When the pop song “Stacy’s Mom” was used in a 2005 commercial, the ironic star of the ad — the one who’s “got it goin’ on” — was a frumpy suburban type, in a baggy cardigan and mom jeans, who enthralls preteen boys with her minivan stocked with chilled Dr Pepper.
The song reappeared last fall, this time with the female protagonist, played by French model Magali Amadei, dressed for the office in slacks and a blazer, dropping “Stacy” off at school on the way to work. The dorky dads at the scene are captivated, not by the mom so much as her Cadillac SRX, and its power rear liftgate.
The song is the same, and the setup similar. But the newer ad represented a first for Cadillac’s mainstream advertising: a woman clearly depicted as a professional, in the driver’s seat of a luxury vehicle.

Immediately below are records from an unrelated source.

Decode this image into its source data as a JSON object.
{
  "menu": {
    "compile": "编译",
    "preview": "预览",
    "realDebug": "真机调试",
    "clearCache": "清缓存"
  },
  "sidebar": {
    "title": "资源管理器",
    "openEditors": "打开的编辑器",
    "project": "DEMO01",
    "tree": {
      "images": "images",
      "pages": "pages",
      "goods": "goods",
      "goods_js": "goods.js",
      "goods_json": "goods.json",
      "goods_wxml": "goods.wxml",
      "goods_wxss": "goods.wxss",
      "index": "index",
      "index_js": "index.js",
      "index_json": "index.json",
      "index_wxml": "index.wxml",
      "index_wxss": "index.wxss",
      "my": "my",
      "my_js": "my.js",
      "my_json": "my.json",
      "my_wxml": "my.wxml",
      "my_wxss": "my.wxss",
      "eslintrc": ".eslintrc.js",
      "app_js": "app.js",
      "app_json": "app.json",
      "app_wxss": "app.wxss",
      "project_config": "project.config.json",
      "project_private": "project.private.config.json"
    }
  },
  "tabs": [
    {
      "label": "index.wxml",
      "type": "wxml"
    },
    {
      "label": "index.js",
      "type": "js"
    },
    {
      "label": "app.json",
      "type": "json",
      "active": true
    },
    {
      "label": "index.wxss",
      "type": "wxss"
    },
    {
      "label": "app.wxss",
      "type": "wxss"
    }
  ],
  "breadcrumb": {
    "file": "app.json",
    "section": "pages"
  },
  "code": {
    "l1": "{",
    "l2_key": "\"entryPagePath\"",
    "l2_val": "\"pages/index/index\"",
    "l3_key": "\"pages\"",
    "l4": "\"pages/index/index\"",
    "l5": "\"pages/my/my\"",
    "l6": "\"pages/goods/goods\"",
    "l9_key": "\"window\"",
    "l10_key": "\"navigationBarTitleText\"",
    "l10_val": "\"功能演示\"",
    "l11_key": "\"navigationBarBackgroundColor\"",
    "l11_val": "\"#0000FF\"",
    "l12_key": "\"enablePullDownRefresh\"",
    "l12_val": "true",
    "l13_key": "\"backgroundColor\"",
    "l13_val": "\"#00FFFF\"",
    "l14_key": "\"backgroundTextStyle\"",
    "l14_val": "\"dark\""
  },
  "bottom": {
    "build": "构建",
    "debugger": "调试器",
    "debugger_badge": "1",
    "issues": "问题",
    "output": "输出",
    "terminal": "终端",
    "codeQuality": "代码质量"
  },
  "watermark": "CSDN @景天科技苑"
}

Even in the 2010s, says Sherrie Weitzman, the SRX’s advertising manager, that’s not a common image. Cadillac’s ads going back to the 1960s, Weitzman says, are rich with portrayals of women as “an accessory to the vehicle,” seated in the passenger seat alongside a successful male, or presented as eye candy. At other brands, car ads aimed at women typically cast them solely as family chauffeurs rather than working moms or professionals.